When I started reading Getting Things Done, I was in a spinning world of chaos. I had many different plates spinning at the same time and no way of making sure that nothing fell through the cracks. I needed a system.
So, as a challenge to both my co-host of A Slab of Glass, Christopher Lawley, and myself I set out to read the book Getting Things Done by David Allen cover to cover to see just if GTD was something that would work for me. After chapter one I was all in.
I wanted to use this methodology immediately. I did brain dumps, set up a task manager, and started making boat loads of contexts and tags and folders. I thought I was finally getting to where I wanted with a system that worked for me. The reality was that I was on a high setting up all these productivity things, and I was no closer to getting my work done.
If I am being honest, I was even further from getting the big things in my life done. I did all the things I thought I needed to do to get my life in order and start Getting Things Done, but in reality I just took the foundation of the methodology and ran with it, without thinking on a much higher level.
I was worried about having a task manager that handled everything I threw at it, without actually throwing anything at it. I put the cart before the horse, and that is where I think a lot of people end up when starting a brand new productivity system. This all stops now for me.

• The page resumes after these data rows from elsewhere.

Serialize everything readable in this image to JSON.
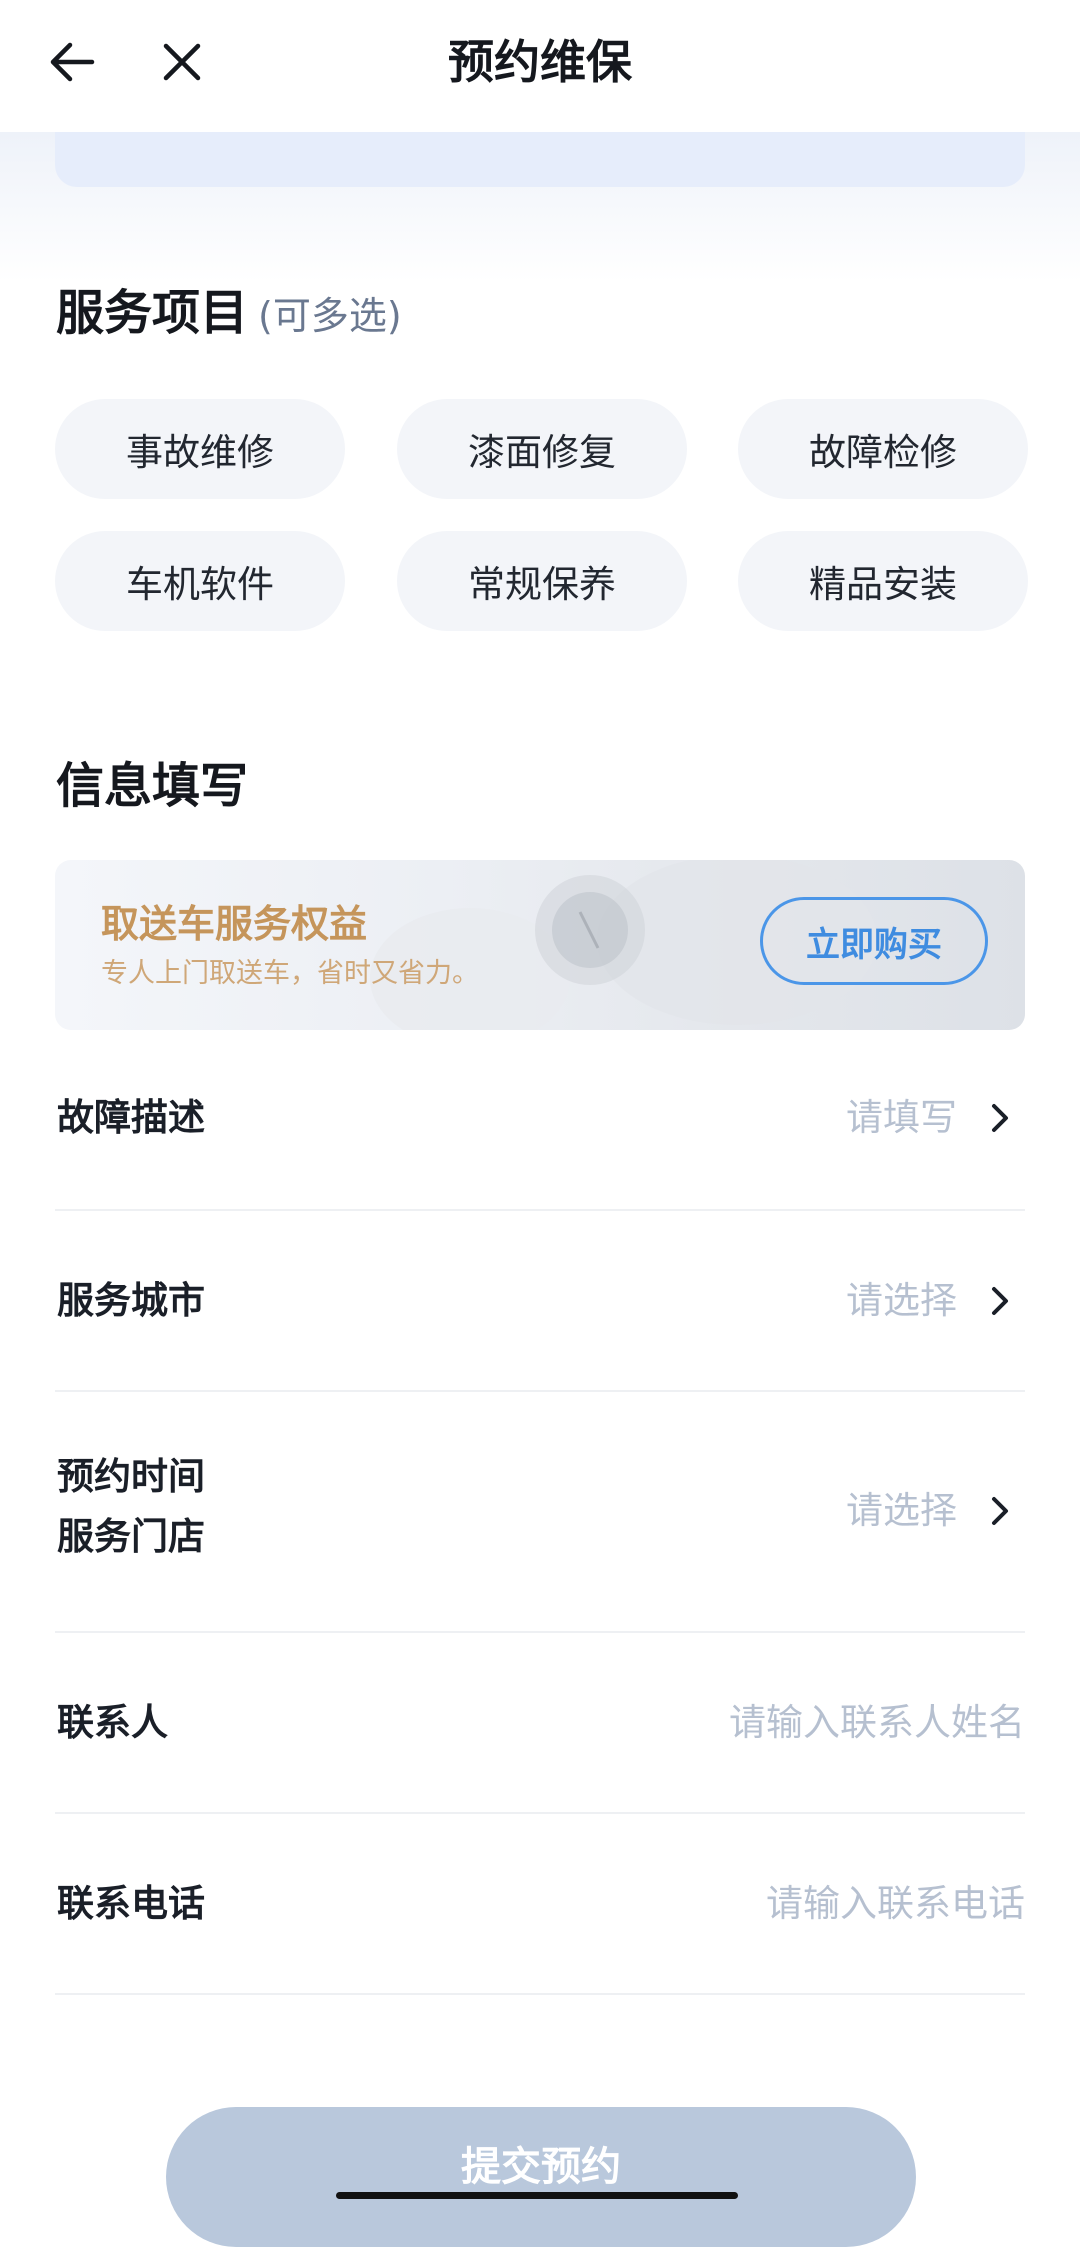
{
  "header": {
    "title": "预约维保",
    "back_icon": "arrow-left-icon",
    "close_icon": "close-icon"
  },
  "service_section": {
    "title": "服务项目",
    "subtitle": "(可多选)",
    "options": [
      "事故维修",
      "漆面修复",
      "故障检修",
      "车机软件",
      "常规保养",
      "精品安装"
    ]
  },
  "info_section": {
    "title": "信息填写"
  },
  "promo": {
    "title": "取送车服务权益",
    "subtitle": "专人上门取送车，省时又省力。",
    "button_label": "立即购买",
    "title_color": "#c5955b",
    "button_color": "#3f8ce0"
  },
  "form": {
    "fault": {
      "label": "故障描述",
      "placeholder": "请填写"
    },
    "city": {
      "label": "服务城市",
      "placeholder": "请选择"
    },
    "time_store": {
      "label_line1": "预约时间",
      "label_line2": "服务门店",
      "placeholder": "请选择"
    },
    "contact": {
      "label": "联系人",
      "placeholder": "请输入联系人姓名"
    },
    "phone": {
      "label": "联系电话",
      "placeholder": "请输入联系电话"
    }
  },
  "submit": {
    "label": "提交预约",
    "color": "#b9c8dc"
  }
}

I have decided that over the next several weeks I will be starting from scratch in Getting Things Done, and do what David Sparks suggested when he was on A Slab of Glass episode 19:

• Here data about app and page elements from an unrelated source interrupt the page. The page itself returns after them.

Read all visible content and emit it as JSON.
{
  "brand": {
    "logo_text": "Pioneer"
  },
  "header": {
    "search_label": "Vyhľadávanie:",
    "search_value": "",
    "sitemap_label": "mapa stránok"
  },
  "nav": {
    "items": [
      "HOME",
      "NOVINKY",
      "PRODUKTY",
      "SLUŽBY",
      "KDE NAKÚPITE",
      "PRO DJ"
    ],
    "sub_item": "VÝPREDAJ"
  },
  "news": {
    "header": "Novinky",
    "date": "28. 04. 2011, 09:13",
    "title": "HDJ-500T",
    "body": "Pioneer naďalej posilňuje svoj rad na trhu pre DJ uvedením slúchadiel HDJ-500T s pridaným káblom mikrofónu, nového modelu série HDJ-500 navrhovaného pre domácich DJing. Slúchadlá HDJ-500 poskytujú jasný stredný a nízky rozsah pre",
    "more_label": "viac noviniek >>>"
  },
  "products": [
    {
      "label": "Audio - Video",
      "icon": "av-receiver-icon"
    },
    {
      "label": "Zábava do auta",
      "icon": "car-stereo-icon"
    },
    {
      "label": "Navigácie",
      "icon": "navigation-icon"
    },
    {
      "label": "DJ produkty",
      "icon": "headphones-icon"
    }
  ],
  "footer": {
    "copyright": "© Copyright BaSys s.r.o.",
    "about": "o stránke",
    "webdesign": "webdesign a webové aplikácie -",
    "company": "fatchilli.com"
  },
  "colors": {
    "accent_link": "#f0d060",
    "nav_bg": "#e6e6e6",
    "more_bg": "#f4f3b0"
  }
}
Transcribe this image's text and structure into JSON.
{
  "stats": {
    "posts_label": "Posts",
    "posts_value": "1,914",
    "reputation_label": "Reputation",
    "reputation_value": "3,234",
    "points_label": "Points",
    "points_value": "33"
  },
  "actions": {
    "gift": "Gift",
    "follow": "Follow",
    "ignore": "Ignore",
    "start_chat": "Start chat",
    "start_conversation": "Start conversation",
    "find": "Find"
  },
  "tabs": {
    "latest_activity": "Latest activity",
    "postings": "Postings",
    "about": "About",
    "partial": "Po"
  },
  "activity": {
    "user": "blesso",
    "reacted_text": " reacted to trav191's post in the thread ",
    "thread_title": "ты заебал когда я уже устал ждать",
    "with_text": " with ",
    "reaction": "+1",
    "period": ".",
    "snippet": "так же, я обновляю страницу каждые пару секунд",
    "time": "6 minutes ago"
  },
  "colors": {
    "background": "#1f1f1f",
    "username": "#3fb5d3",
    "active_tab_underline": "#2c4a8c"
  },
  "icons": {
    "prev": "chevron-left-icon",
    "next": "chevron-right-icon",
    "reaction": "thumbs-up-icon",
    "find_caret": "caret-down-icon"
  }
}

Do not try to create an entire system in a day. I think what you should do is you should make a list of things you want to improve. What are the key elements of a task management system? There’s capture, how do you capture tasks? How do you process tasks? How do you complete tasks? How do you review projects? Those are the big 4 steps. And pick one of those and say, “How am I going to get better at this?” And do that for two weeks, or a month, or two months, or whatever it takes to just internalize that and say, “Okay, I am just crushing it on capture, now how am I going to process tasks?” If you try to do it all at once it’s just overwhelming and nothing sticks. It’s just like learning keyboard shortcuts or anything you do. Bite off small pieces and fully digest them. And then take another piece, but don’t try to eat the whole elephant in one bite, you’re going to have a problem.
So the first thing I am going to work on is capturing. I need to figure out a system that will work for me and what will allow me to make capturing thoughts, ideas, projects, tasks, and anything else that comes to mind. I need to make it second nature to take those ideas in my mind and put them somewhere I will go back to later to process them.
All of this will be part of an ongoing series on Tablet Habit I like to call “Learning GTD.” Capturing will be part one of this new series, and I can’t wait to share this journey with all of you as I try to make my life more organized and less chaotic.